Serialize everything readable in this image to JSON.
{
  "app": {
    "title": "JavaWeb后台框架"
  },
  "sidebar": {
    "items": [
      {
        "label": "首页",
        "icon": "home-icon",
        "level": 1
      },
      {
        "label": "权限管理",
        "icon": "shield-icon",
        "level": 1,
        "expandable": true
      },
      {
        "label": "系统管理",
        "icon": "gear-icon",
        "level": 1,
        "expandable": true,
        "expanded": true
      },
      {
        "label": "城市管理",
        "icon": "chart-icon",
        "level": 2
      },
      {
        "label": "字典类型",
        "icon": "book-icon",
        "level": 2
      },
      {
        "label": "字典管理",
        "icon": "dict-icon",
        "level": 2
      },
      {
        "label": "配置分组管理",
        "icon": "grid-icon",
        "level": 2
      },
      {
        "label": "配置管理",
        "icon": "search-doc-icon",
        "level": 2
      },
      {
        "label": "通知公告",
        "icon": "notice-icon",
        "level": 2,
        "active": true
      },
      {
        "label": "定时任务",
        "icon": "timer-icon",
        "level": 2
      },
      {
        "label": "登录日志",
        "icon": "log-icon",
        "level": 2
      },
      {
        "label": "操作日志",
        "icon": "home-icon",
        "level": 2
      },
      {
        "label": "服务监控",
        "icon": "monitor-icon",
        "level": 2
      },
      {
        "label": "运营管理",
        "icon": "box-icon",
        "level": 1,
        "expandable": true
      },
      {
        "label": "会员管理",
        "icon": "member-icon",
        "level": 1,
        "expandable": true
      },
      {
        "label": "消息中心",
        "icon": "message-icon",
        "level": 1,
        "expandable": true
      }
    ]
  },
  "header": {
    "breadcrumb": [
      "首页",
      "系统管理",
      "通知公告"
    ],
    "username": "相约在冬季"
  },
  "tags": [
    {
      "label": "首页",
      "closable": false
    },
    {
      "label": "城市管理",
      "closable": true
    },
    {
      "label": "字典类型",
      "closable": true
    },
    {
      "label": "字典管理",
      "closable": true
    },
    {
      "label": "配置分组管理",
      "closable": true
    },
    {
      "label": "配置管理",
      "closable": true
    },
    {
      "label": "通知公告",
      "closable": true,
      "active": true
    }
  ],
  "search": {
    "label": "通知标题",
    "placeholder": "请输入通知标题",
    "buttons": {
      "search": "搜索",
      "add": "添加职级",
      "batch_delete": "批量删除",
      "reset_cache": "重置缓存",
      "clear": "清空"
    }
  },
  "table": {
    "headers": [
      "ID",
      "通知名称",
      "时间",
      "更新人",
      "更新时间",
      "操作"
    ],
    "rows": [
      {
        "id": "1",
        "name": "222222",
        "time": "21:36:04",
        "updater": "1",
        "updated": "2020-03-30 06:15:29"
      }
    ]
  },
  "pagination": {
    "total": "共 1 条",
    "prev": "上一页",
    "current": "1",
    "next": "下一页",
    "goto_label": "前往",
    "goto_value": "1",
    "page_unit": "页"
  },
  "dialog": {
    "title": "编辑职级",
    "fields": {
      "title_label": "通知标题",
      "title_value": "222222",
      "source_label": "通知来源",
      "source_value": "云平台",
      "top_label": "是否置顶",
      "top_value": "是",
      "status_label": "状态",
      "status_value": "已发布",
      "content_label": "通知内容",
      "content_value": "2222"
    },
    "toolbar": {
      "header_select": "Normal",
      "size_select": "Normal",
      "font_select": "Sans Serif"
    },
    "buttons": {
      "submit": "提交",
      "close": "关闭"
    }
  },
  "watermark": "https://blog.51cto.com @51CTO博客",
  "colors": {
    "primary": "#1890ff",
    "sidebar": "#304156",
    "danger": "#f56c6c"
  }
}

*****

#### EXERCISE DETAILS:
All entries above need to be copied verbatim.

#### PROBLEM SOLUTION:
Serialize everything readable in this image to JSON.
{
  "app": {
    "title": "JavaWeb后台框架"
  },
  "sidebar": {
    "items": [
      {
        "label": "首页",
        "icon": "home-icon",
        "level": 1
      },
      {
        "label": "权限管理",
        "icon": "shield-icon",
        "level": 1,
        "expandable": true
      },
      {
        "label": "系统管理",
        "icon": "gear-icon",
        "level": 1,
        "expandable": true,
        "expanded": true
      },
      {
        "label": "城市管理",
        "icon": "chart-icon",
        "level": 2
      },
      {
        "label": "字典类型",
        "icon": "book-icon",
        "level": 2
      },
      {
        "label": "字典管理",
        "icon": "dict-icon",
        "level": 2
      },
      {
        "label": "配置分组管理",
        "icon": "grid-icon",
        "level": 2
      },
      {
        "label": "配置管理",
        "icon": "search-doc-icon",
        "level": 2
      },
      {
        "label": "通知公告",
        "icon": "notice-icon",
        "level": 2,
        "active": true
      },
      {
        "label": "定时任务",
        "icon": "timer-icon",
        "level": 2
      },
      {
        "label": "登录日志",
        "icon": "log-icon",
        "level": 2
      },
      {
        "label": "操作日志",
        "icon": "home-icon",
        "level": 2
      },
      {
        "label": "服务监控",
        "icon": "monitor-icon",
        "level": 2
      },
      {
        "label": "运营管理",
        "icon": "box-icon",
        "level": 1,
        "expandable": true
      },
      {
        "label": "会员管理",
        "icon": "member-icon",
        "level": 1,
        "expandable": true
      },
      {
        "label": "消息中心",
        "icon": "message-icon",
        "level": 1,
        "expandable": true
      }
    ]
  },
  "header": {
    "breadcrumb": [
      "首页",
      "系统管理",
      "通知公告"
    ],
    "username": "相约在冬季"
  },
  "tags": [
    {
      "label": "首页",
      "closable": false
    },
    {
      "label": "城市管理",
      "closable": true
    },
    {
      "label": "字典类型",
      "closable": true
    },
    {
      "label": "字典管理",
      "closable": true
    },
    {
      "label": "配置分组管理",
      "closable": true
    },
    {
      "label": "配置管理",
      "closable": true
    },
    {
      "label": "通知公告",
      "closable": true,
      "active": true
    }
  ],
  "search": {
    "label": "通知标题",
    "placeholder": "请输入通知标题",
    "buttons": {
      "search": "搜索",
      "add": "添加职级",
      "batch_delete": "批量删除",
      "reset_cache": "重置缓存",
      "clear": "清空"
    }
  },
  "table": {
    "headers": [
      "ID",
      "通知名称",
      "时间",
      "更新人",
      "更新时间",
      "操作"
    ],
    "rows": [
      {
        "id": "1",
        "name": "222222",
        "time": "21:36:04",
        "updater": "1",
        "updated": "2020-03-30 06:15:29"
      }
    ]
  },
  "pagination": {
    "total": "共 1 条",
    "prev": "上一页",
    "current": "1",
    "next": "下一页",
    "goto_label": "前往",
    "goto_value": "1",
    "page_unit": "页"
  },
  "dialog": {
    "title": "编辑职级",
    "fields": {
      "title_label": "通知标题",
      "title_value": "222222",
      "source_label": "通知来源",
      "source_value": "云平台",
      "top_label": "是否置顶",
      "top_value": "是",
      "status_label": "状态",
      "status_value": "已发布",
      "content_label": "通知内容",
      "content_value": "2222"
    },
    "toolbar": {
      "header_select": "Normal",
      "size_select": "Normal",
      "font_select": "Sans Serif"
    },
    "buttons": {
      "submit": "提交",
      "close": "关闭"
    }
  },
  "watermark": "https://blog.51cto.com @51CTO博客",
  "colors": {
    "primary": "#1890ff",
    "sidebar": "#304156",
    "danger": "#f56c6c"
  }
}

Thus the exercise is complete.